Following the spill, contaminants biologist Mike Coffey met with the U.S. Coast Guard, which led the incident command team. Use of the incident command system is standard practice for emergency oil spill responses. As fuel continued to leak from the tow, Coffey organized the command’s wildlife branch and began to address the diesel fuel accumulating behind the existing booms. The wildlife branch also set up wildlife deterrents and made plans to capture and rehabilitate oiled wildlife if necessary. It was quickly determined that the oiled river habitat was not within the National Wildlife Refuge System, and federally listed species were not at the site.

This reach of the river in late November and early December is a popular stopover location for tens of thousands of diving ducks during fall migration. There were also a number of mallards from the local area. The wildlife deterrent plans were designed to keep the mallards out of the diesel fuel and keep diving ducks out of the area. Additional plans were made to haze rafts of diving ducks while the responders removed oil from behind the booms and from the vessel before lifting it out of the water with large cranes. We dubbed these contingencies as Operation Canvasback. The plan was to use a flotilla of boats to keep pushing the waterfowl to safe areas along the river.

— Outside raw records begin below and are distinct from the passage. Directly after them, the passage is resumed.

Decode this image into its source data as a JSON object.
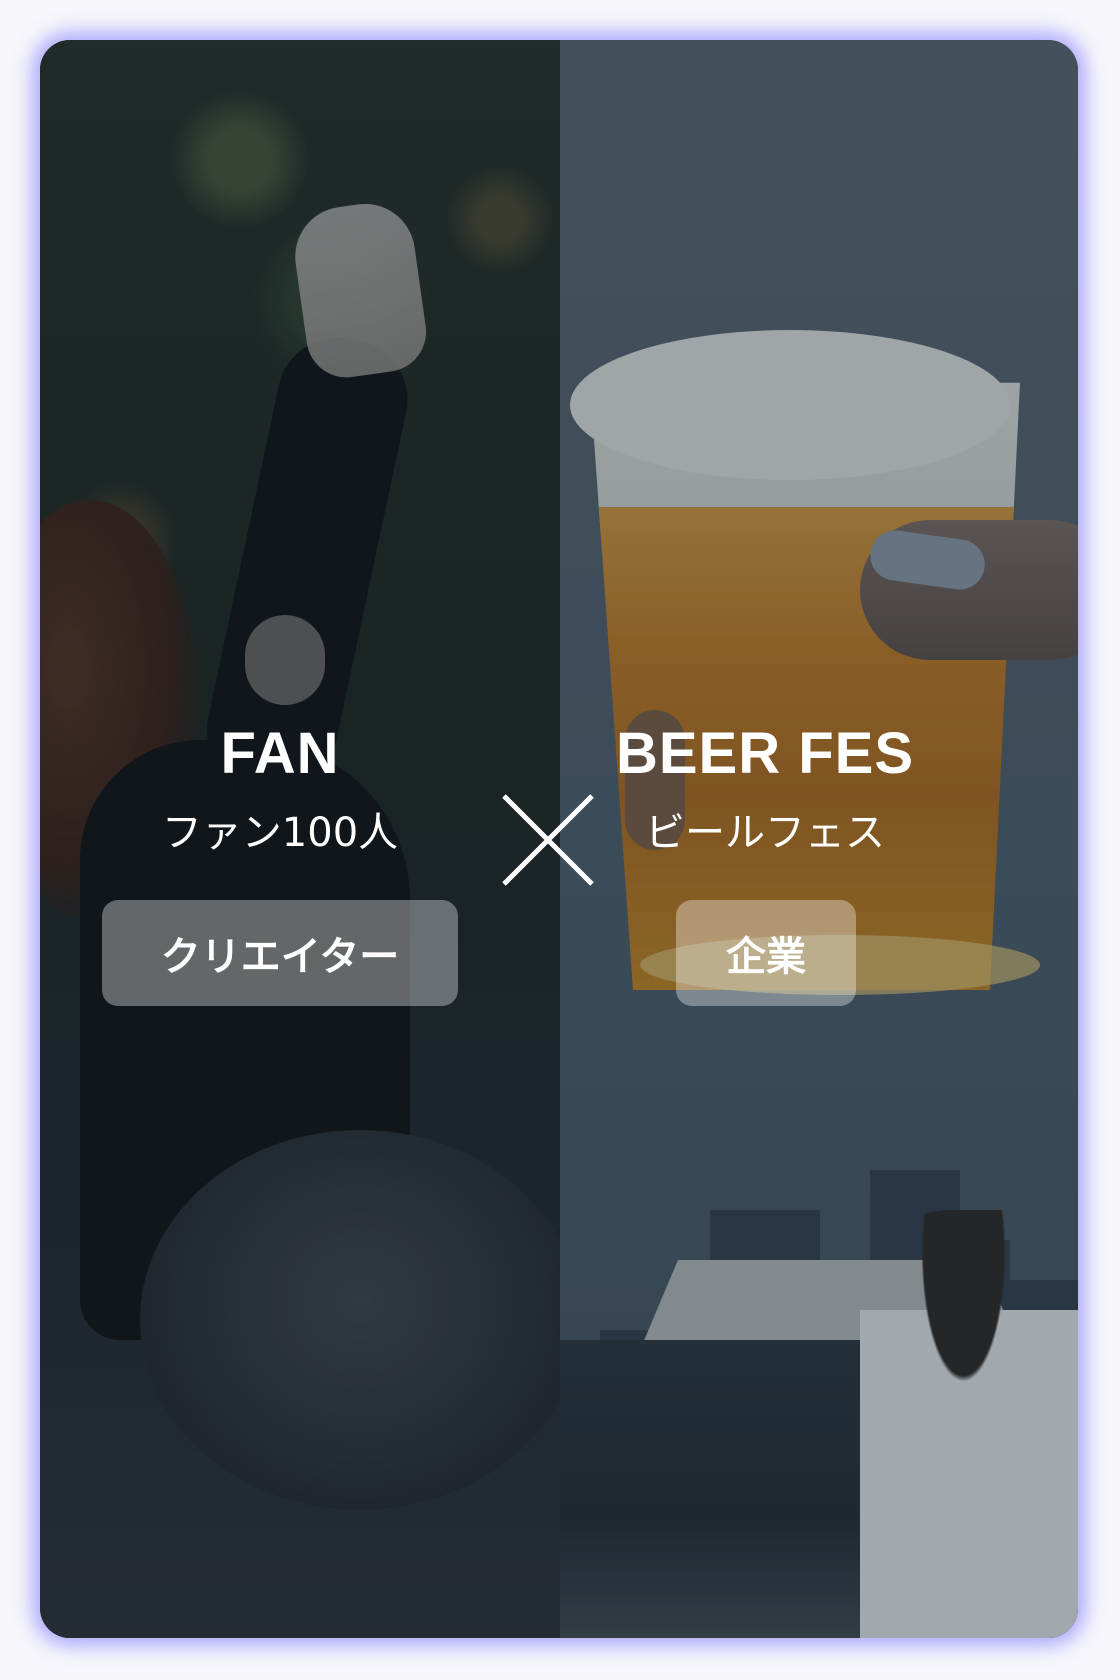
{
  "left": {
    "title": "FAN",
    "subtitle": "ファン100人",
    "tag": "クリエイター"
  },
  "right": {
    "title": "BEER FES",
    "subtitle": "ビールフェス",
    "tag": "企業"
  },
  "separator_icon": "cross-icon",
  "colors": {
    "glow": "#7a6cff",
    "text": "#ffffff"
  }
}
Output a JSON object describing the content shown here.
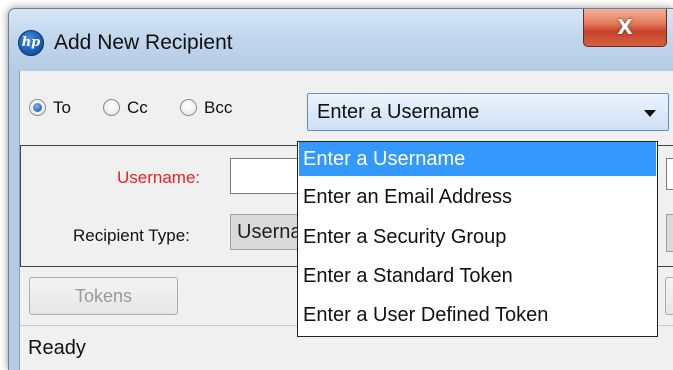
{
  "window": {
    "title": "Add New Recipient",
    "app_icon_glyph": "hp",
    "close_glyph": "X"
  },
  "radios": [
    {
      "label": "To",
      "checked": true
    },
    {
      "label": "Cc",
      "checked": false
    },
    {
      "label": "Bcc",
      "checked": false
    }
  ],
  "combo": {
    "value": "Enter a Username",
    "options": [
      "Enter a Username",
      "Enter an Email Address",
      "Enter a Security Group",
      "Enter a Standard Token",
      "Enter a User Defined Token"
    ],
    "selected_index": 0
  },
  "form": {
    "username_label": "Username:",
    "username_value": "",
    "recipient_type_label": "Recipient Type:",
    "recipient_type_value": "Userna"
  },
  "buttons": {
    "tokens_label": "Tokens"
  },
  "status": {
    "text": "Ready"
  },
  "colors": {
    "required_label": "#e8202a",
    "selection": "#3399ff",
    "close_button": "#c8432a"
  }
}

The only oiled birds found during the spill response were two mallards and one Canada goose. All of these birds were found dead or died shortly afterwards. There was evidence of previous debilitating conditions in the birds based on their behavior, wounds, or emaciation. 

Ed Britton from the Savanna District supervised the wildlife reconnaissance and relieved Coffey as the Wildlife Branch director the response. Click here for more.

Their primary tasks were to monitor the movement of diving ducks into the area and be prepared to haze them away to prevent exposure to the diesel fuel while the responders removed the oil from the river and salvaged the vessel. Other offices near the spill site were the Savanna District of the Upper Mississippi River National Wildlife Refuge and Port Louisa National Wildlife Refuge. Biologists from the refuge offices and additional staff from the Ecological Services field conducted shoreline searches for oiled wildlife. Service participants included Drew Becker, Eric Tomasovic, Russ Engelke, Bob Clevenstine and Ron Knopic. In addition, volunteers from the river cleanup group known as Living Lands and Waters supported the responsible party in patrolling areas in boats with high city duck use. The Iowa Department of Natural Resources and the U.S. Coast Guard also provided personnel for the wildlife branch.

-- Mike Coffey
Rock Island Field Office

U.S. Fish and Wildlife Service Contaminants Biologist Mike Coffey and the U.S. Coast Guard’s Lt. Colin Fogarty rescue a duck from the diesel fuel.  (Photo courtesy of the U.S. Coast Guard)

U.S. Fish and Wildlife Service Contaminants Biologist Mike Coffey and the U.S. Coast Guard’s Lt. Colin Fogarty rescue a duck from the diesel fuel. (Photo courtesy of the U.S. Coast Guard)

 

 

 

Last updated: January 16, 2014